** PROBLEM REQUIREMENTS **
Consider the data that follows and state how many lines contain the string "content", using the number alone.

Data about app and page elements
__________________________________________________

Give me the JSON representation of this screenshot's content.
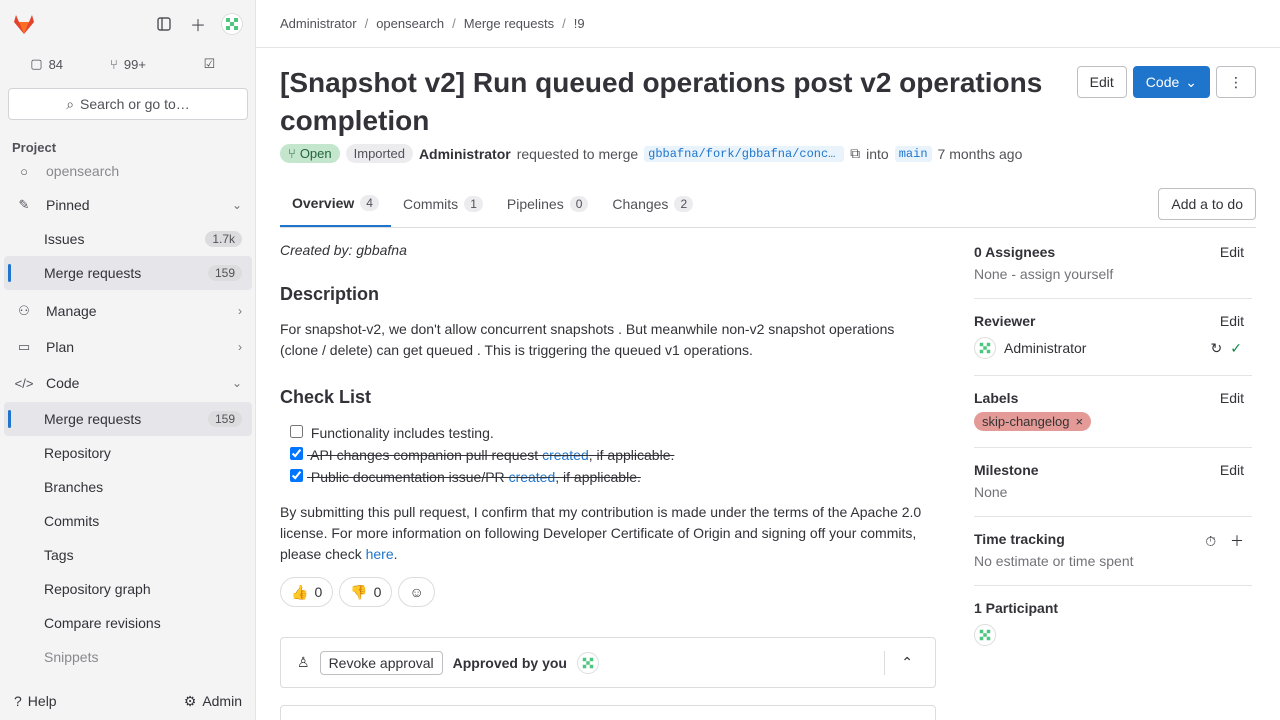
{
  "sidebar": {
    "counters": {
      "issues": "84",
      "merge_requests": "99+"
    },
    "search_label": "Search or go to…",
    "project_label": "Project",
    "items": [
      {
        "label": "opensearch"
      },
      {
        "label": "Pinned"
      },
      {
        "label": "Issues",
        "badge": "1.7k"
      },
      {
        "label": "Merge requests",
        "badge": "159"
      },
      {
        "label": "Manage"
      },
      {
        "label": "Plan"
      },
      {
        "label": "Code"
      },
      {
        "label": "Merge requests",
        "badge": "159"
      },
      {
        "label": "Repository"
      },
      {
        "label": "Branches"
      },
      {
        "label": "Commits"
      },
      {
        "label": "Tags"
      },
      {
        "label": "Repository graph"
      },
      {
        "label": "Compare revisions"
      },
      {
        "label": "Snippets"
      }
    ],
    "help_label": "Help",
    "admin_label": "Admin"
  },
  "breadcrumb": [
    "Administrator",
    "opensearch",
    "Merge requests",
    "!9"
  ],
  "mr": {
    "title": "[Snapshot v2] Run queued operations post v2 operations completion",
    "edit_label": "Edit",
    "code_label": "Code",
    "status_open": "Open",
    "status_imported": "Imported",
    "author": "Administrator",
    "requested_text": "requested to merge",
    "source_branch": "gbbafna/fork/gbbafna/concurr…",
    "into_text": "into",
    "target_branch": "main",
    "time_ago": "7 months ago"
  },
  "tabs": [
    {
      "label": "Overview",
      "count": "4"
    },
    {
      "label": "Commits",
      "count": "1"
    },
    {
      "label": "Pipelines",
      "count": "0"
    },
    {
      "label": "Changes",
      "count": "2"
    }
  ],
  "todo_label": "Add a to do",
  "description": {
    "created_by": "Created by: gbbafna",
    "heading": "Description",
    "text": "For snapshot-v2, we don't allow concurrent snapshots . But meanwhile non-v2 snapshot operations (clone / delete) can get queued . This is triggering the queued v1 operations.",
    "checklist_heading": "Check List",
    "check_1": "Functionality includes testing.",
    "check_2_pre": "API changes companion pull request ",
    "check_2_link": "created",
    "check_2_post": ", if applicable.",
    "check_3_pre": "Public documentation issue/PR ",
    "check_3_link": "created",
    "check_3_post": ", if applicable.",
    "license_pre": "By submitting this pull request, I confirm that my contribution is made under the terms of the Apache 2.0 license. For more information on following Developer Certificate of Origin and signing off your commits, please check ",
    "license_link": "here",
    "license_post": "."
  },
  "reactions": {
    "thumbs_up": "0",
    "thumbs_down": "0"
  },
  "approval": {
    "revoke_label": "Revoke approval",
    "approved_text": "Approved by you"
  },
  "right_sidebar": {
    "assignees_title": "0 Assignees",
    "assignees_value": "None - assign yourself",
    "reviewer_title": "Reviewer",
    "reviewer_name": "Administrator",
    "labels_title": "Labels",
    "label_name": "skip-changelog",
    "milestone_title": "Milestone",
    "milestone_value": "None",
    "time_title": "Time tracking",
    "time_value": "No estimate or time spent",
    "participants_title": "1 Participant",
    "edit_label": "Edit"
  },
  "colors": {
    "accent": "#1f75cb",
    "open": "#c3e6cd",
    "label": "#e49b97"
  }
}
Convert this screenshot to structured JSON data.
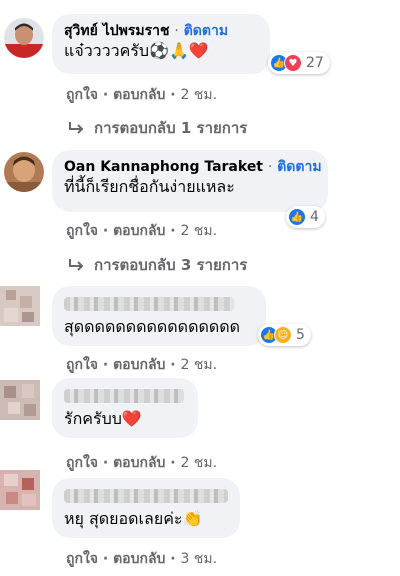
{
  "comments": [
    {
      "name": "สุวิทย์ ไปพรมราช",
      "follow": "ติดตาม",
      "text": "แจ๋ววววครับ⚽🙏❤️",
      "reactions": [
        "like",
        "love"
      ],
      "reaction_count": "27",
      "like_label": "ถูกใจ",
      "reply_label": "ตอบกลับ",
      "time": "2 ชม.",
      "replies_label": "การตอบกลับ 1 รายการ"
    },
    {
      "name": "Oan Kannaphong Taraket",
      "follow": "ติดตาม",
      "text": "ที่นี้ก็เรียกชื่อกันง่ายแหละ",
      "reactions": [
        "like"
      ],
      "reaction_count": "4",
      "like_label": "ถูกใจ",
      "reply_label": "ตอบกลับ",
      "time": "2 ชม.",
      "replies_label": "การตอบกลับ 3 รายการ"
    },
    {
      "name": "",
      "text": "สุดดดดดดดดดดดดดดดด",
      "reactions": [
        "like",
        "care"
      ],
      "reaction_count": "5",
      "like_label": "ถูกใจ",
      "reply_label": "ตอบกลับ",
      "time": "2 ชม."
    },
    {
      "name": "",
      "text": "รักครับบ❤️",
      "like_label": "ถูกใจ",
      "reply_label": "ตอบกลับ",
      "time": "2 ชม."
    },
    {
      "name": "",
      "text": "หยุ สุดยอดเลยค่ะ👏",
      "like_label": "ถูกใจ",
      "reply_label": "ตอบกลับ",
      "time": "3 ชม."
    }
  ],
  "separator": "·",
  "colors": {
    "bubble": "#f0f2f5",
    "link": "#216fdb",
    "muted": "#65676b",
    "like": "#1877f2",
    "love": "#f33e58"
  }
}
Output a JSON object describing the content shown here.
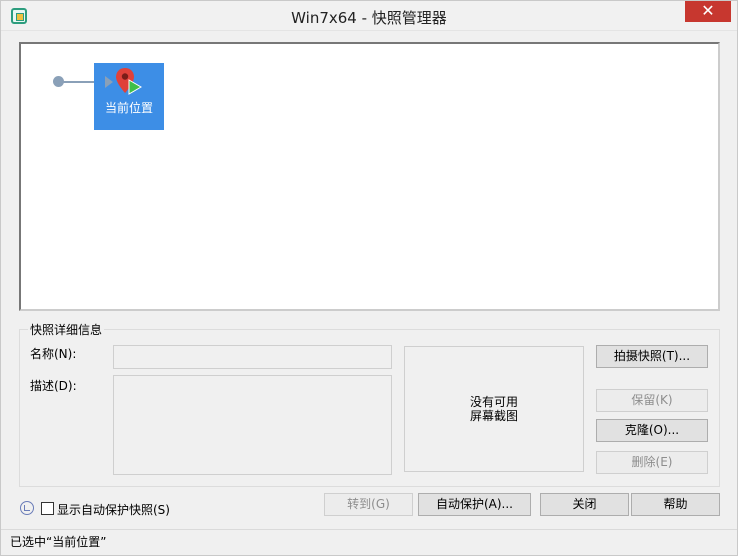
{
  "window": {
    "title": "Win7x64 - 快照管理器",
    "close_glyph": "✕"
  },
  "tree": {
    "nodes": [
      {
        "label": "当前位置",
        "icon": "location-pin-play-icon",
        "color": "#3d8ee6"
      }
    ]
  },
  "details": {
    "group_title": "快照详细信息",
    "name_label": "名称(N):",
    "name_value": "",
    "description_label": "描述(D):",
    "description_value": "",
    "screenshot_text": "没有可用\n屏幕截图"
  },
  "buttons": {
    "take_snapshot": "拍摄快照(T)...",
    "keep": "保留(K)",
    "clone": "克隆(O)...",
    "delete": "删除(E)",
    "goto": "转到(G)",
    "autoprotect": "自动保护(A)...",
    "close": "关闭",
    "help": "帮助"
  },
  "options": {
    "show_autoprotect_label": "显示自动保护快照(S)",
    "show_autoprotect_checked": false
  },
  "status": {
    "text": "已选中“当前位置”"
  },
  "colors": {
    "accent": "#3d8ee6",
    "close_button": "#c7372f"
  }
}
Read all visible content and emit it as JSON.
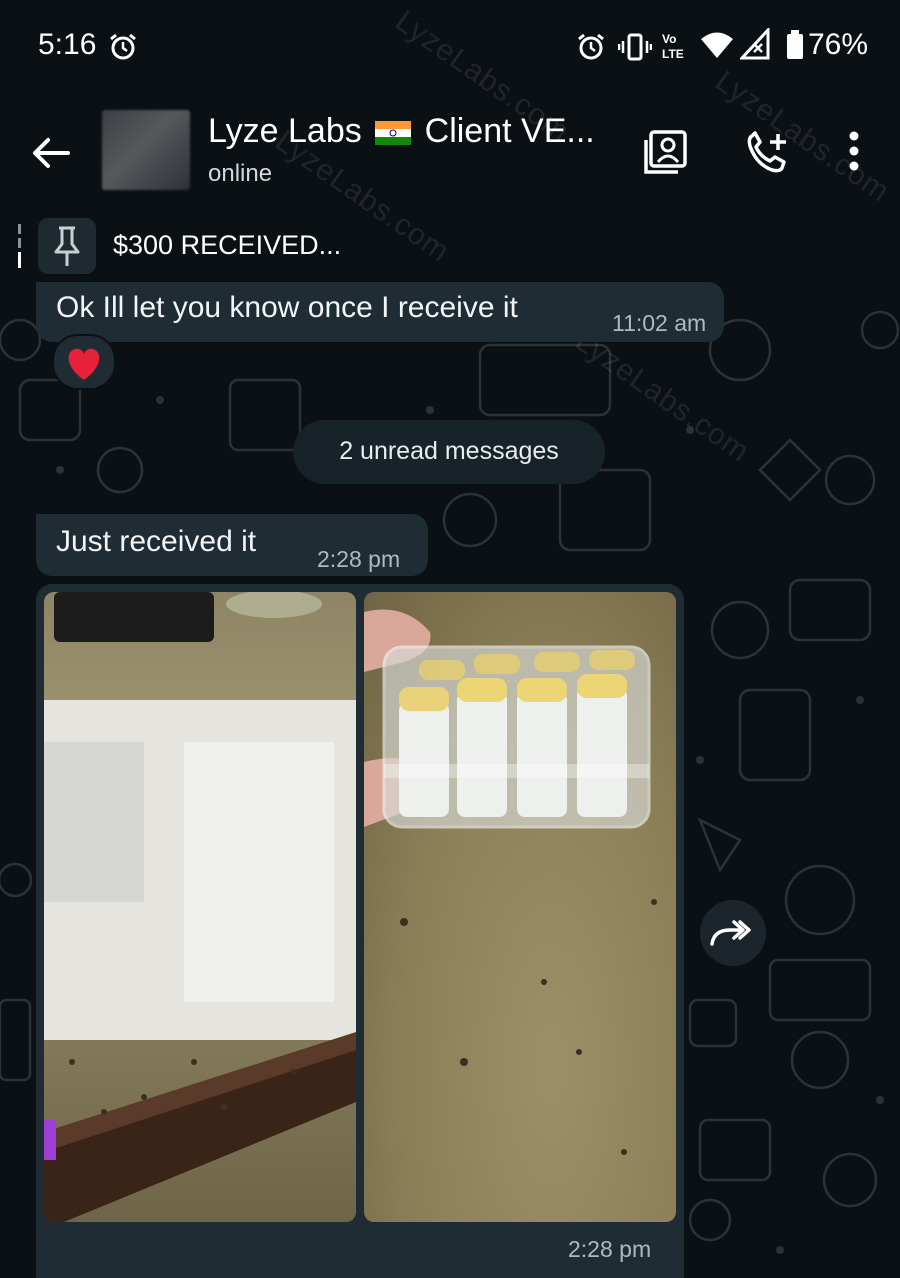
{
  "status_bar": {
    "time": "5:16",
    "battery": "76%"
  },
  "header": {
    "title_before_flag": "Lyze Labs",
    "title_after_flag": "Client VE...",
    "status": "online"
  },
  "pinned": {
    "text": "$300 RECEIVED..."
  },
  "messages": [
    {
      "text": "Ok Ill let you know once I receive it",
      "time": "11:02 am",
      "reaction": "❤️"
    },
    {
      "text": "Just received it",
      "time": "2:28 pm"
    }
  ],
  "unread_divider": "2 unread messages",
  "media_message": {
    "time": "2:28 pm",
    "photos": [
      "blurred-photo",
      "vials-box-photo"
    ]
  },
  "watermark_text": "LyzeLabs.com",
  "colors": {
    "background": "#0b1014",
    "bubble": "#1f2c33",
    "pill": "#182229",
    "text": "#e9edef",
    "meta": "#aebac1"
  }
}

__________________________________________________

** EXERCISE ANSWER **
3